What is being asked -> What you return must match the listing below line for line, minus its pictures.

Data provided ->
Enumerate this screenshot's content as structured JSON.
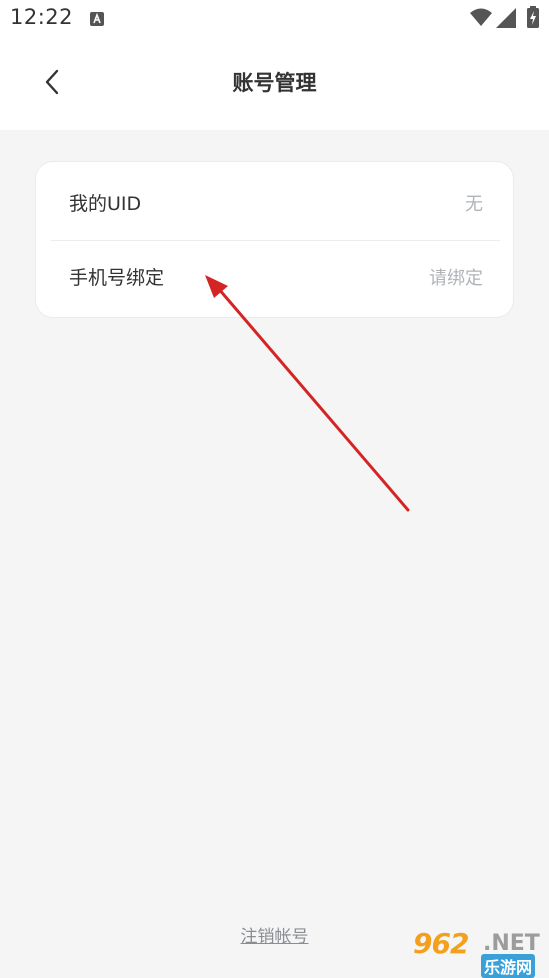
{
  "status_bar": {
    "time": "12:22",
    "notification_icon": "a-letter-icon",
    "icons": [
      "wifi-icon",
      "cell-signal-icon",
      "battery-charging-icon"
    ]
  },
  "header": {
    "back_icon": "chevron-left-icon",
    "title": "账号管理"
  },
  "account_card": {
    "rows": [
      {
        "label": "我的UID",
        "value": "无"
      },
      {
        "label": "手机号绑定",
        "value": "请绑定"
      }
    ]
  },
  "footer": {
    "cancel_account_label": "注销帐号"
  },
  "watermark": {
    "number": "962",
    "suffix": ".NET",
    "chinese": "乐游网"
  },
  "colors": {
    "background": "#f5f5f5",
    "arrow": "#d42424",
    "watermark_orange": "#f2a01e",
    "watermark_blue": "#3aa0d8"
  }
}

Your response ->
Enumerate this screenshot's content as structured JSON.
{
  "status_bar": {
    "time": "12:22",
    "notification_icon": "a-letter-icon",
    "icons": [
      "wifi-icon",
      "cell-signal-icon",
      "battery-charging-icon"
    ]
  },
  "header": {
    "back_icon": "chevron-left-icon",
    "title": "账号管理"
  },
  "account_card": {
    "rows": [
      {
        "label": "我的UID",
        "value": "无"
      },
      {
        "label": "手机号绑定",
        "value": "请绑定"
      }
    ]
  },
  "footer": {
    "cancel_account_label": "注销帐号"
  },
  "watermark": {
    "number": "962",
    "suffix": ".NET",
    "chinese": "乐游网"
  },
  "colors": {
    "background": "#f5f5f5",
    "arrow": "#d42424",
    "watermark_orange": "#f2a01e",
    "watermark_blue": "#3aa0d8"
  }
}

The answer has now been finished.